“You are not your body”—and other contradictions.
❡I usually laugh when I hear the assertion “You are not your body”,
but lately such talk has driven me to sadness. I wonder how little
one must think of himself to declare such a thing. How can one look in the mirror and see a reflection of himself and say: “That is not my
If I was to conclude that I am not my body, I would also be saying that every experience I’ve had was a lie—including the experiences leading me
to the conclusion that I am not my body. To see, hear, feel, think, decide, remember, conclude, and to express that I am not my body, I need to be a
body. In any case, the moment I say I am not my body, I am gravely contradicting myself, as only through my body and as a body can I ever hope to
As a thought experiment, I imagine reverse engineering my body, taking it apart piece by piece until I find out what’s left of myself at the end. I
imagine removing my eyes, and with it, everything I’ve ever seen. I remove my ears and every sound I’ve been privy to becomes silent. The lungs
are removed; the draw of breath has ended. My brain confiscated, and with it every thought and memory and imagination. This goes on and on until at
last I’m at my heart, which then, without the rest to pump blood to, dries and withers into dust, along with every living moment of my existence.
What remains? Is there a soul to be found here? A spirit? A ghost in the shell? Where? To say that we are something that cannot be found, is like
saying I know where my keys are when I cannot yet find them.
Usually they claim “out-of-body experiences” or “near-death experiences” as proof that we are not our bodies, that somehow something without
eyes, a brain, a nervous system, or any particular physical quality, can look down and experience the the physical world from another vantage point.
But then again, we have out of body experiences every time we dream, as we imagine ourselves somewhere other than where our body lies in sleep. Could
it be that out-of-body experiences are just dreams?

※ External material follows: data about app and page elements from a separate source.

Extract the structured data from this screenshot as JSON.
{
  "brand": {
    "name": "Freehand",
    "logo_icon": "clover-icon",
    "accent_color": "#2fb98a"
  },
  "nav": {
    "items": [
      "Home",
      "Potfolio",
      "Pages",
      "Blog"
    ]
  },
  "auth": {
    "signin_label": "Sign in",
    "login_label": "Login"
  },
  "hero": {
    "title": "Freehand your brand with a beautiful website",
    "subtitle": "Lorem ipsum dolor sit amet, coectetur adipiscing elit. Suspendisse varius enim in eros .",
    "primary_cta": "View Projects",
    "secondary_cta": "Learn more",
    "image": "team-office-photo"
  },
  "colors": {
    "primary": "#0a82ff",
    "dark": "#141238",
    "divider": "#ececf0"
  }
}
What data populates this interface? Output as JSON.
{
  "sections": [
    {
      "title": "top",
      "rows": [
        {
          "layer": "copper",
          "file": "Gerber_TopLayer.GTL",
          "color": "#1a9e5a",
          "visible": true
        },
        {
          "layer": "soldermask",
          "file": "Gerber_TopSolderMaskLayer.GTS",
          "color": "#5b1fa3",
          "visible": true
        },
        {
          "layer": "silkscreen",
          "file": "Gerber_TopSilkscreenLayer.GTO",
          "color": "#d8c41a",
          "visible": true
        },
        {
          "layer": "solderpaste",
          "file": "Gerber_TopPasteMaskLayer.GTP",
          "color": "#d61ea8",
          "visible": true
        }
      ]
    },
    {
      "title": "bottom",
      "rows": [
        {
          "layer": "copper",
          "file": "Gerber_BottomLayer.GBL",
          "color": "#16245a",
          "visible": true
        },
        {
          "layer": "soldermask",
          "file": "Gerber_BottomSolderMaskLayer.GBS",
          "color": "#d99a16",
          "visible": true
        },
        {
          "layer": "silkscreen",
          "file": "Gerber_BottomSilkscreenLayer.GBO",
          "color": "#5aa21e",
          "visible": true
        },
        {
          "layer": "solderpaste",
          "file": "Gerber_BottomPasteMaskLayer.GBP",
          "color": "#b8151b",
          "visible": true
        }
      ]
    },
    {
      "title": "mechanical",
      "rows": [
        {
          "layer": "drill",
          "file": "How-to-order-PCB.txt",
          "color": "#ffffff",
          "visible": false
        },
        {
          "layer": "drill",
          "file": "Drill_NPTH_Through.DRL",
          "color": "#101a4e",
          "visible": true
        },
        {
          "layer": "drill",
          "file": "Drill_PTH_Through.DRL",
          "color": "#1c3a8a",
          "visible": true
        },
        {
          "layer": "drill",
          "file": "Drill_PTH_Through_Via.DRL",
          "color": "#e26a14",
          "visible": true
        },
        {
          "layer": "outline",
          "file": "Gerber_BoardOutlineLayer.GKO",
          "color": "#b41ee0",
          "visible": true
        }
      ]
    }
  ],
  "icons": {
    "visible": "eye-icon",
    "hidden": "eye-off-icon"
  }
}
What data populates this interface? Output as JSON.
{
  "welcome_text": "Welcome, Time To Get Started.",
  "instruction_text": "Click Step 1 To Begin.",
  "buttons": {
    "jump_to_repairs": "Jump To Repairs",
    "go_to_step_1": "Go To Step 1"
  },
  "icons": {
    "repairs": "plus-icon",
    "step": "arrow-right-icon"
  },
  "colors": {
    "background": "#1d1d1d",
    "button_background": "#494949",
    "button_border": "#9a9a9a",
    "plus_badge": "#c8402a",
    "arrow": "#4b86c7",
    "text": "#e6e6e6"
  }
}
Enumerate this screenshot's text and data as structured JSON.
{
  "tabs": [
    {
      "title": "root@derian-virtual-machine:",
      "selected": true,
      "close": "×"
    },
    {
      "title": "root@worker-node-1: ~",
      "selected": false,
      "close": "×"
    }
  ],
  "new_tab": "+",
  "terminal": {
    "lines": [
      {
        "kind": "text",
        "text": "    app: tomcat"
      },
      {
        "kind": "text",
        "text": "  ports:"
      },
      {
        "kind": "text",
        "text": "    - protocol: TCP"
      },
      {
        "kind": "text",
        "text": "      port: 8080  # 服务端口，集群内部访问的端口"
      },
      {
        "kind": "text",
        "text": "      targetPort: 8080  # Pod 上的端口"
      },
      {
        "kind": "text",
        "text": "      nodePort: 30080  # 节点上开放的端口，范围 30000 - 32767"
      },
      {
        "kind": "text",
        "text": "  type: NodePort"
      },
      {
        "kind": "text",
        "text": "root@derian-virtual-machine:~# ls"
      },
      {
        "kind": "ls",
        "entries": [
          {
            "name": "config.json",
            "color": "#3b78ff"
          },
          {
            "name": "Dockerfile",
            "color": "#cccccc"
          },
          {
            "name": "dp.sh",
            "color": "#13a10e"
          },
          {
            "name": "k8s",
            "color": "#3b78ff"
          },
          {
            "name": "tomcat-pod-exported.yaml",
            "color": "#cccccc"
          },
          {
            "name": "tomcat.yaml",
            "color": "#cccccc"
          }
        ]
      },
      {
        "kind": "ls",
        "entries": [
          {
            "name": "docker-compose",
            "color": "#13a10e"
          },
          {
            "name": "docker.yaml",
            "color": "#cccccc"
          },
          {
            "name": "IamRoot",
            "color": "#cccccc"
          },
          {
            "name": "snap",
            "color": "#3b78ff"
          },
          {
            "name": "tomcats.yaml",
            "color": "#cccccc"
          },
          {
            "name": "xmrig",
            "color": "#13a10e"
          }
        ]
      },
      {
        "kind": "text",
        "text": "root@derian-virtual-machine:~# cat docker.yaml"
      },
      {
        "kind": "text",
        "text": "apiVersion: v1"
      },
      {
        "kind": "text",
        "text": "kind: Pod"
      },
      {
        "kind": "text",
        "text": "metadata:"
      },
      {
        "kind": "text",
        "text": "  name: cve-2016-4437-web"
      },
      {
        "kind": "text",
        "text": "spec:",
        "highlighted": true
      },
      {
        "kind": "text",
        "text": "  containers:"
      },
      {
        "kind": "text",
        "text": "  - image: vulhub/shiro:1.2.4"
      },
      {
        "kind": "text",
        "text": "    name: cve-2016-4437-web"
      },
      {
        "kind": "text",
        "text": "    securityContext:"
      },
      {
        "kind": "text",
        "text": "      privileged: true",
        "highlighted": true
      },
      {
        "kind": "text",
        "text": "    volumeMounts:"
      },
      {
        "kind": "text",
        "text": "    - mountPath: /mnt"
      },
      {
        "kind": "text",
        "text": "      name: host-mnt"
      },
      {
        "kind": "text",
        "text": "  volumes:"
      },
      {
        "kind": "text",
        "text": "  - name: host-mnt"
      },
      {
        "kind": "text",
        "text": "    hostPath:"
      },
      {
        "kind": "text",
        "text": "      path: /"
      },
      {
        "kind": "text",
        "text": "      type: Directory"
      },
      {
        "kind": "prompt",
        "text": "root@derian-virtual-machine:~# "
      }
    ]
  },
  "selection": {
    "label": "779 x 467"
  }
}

Such an answer would be too simple, however rational it may sound.
Intellectually, it seems easier to imagine that we are indeed our bodies, rather than force ourselves to imagine that we are spirits dressed in
corpses. When a man dies his body remains for a short while as a corpse. Is it a corpse because that which cannot be seen, heard, or felt, has left
him? Or is it that he has simply ceased to function?
Nonetheless, it is always bodies telling me I am not my body. Luckily, in thought and speech we can make such contradictions; but in practice, the
exact opposite is always the case.
edit on 29-9-2013 by NiNjABackflip because: (no reason given)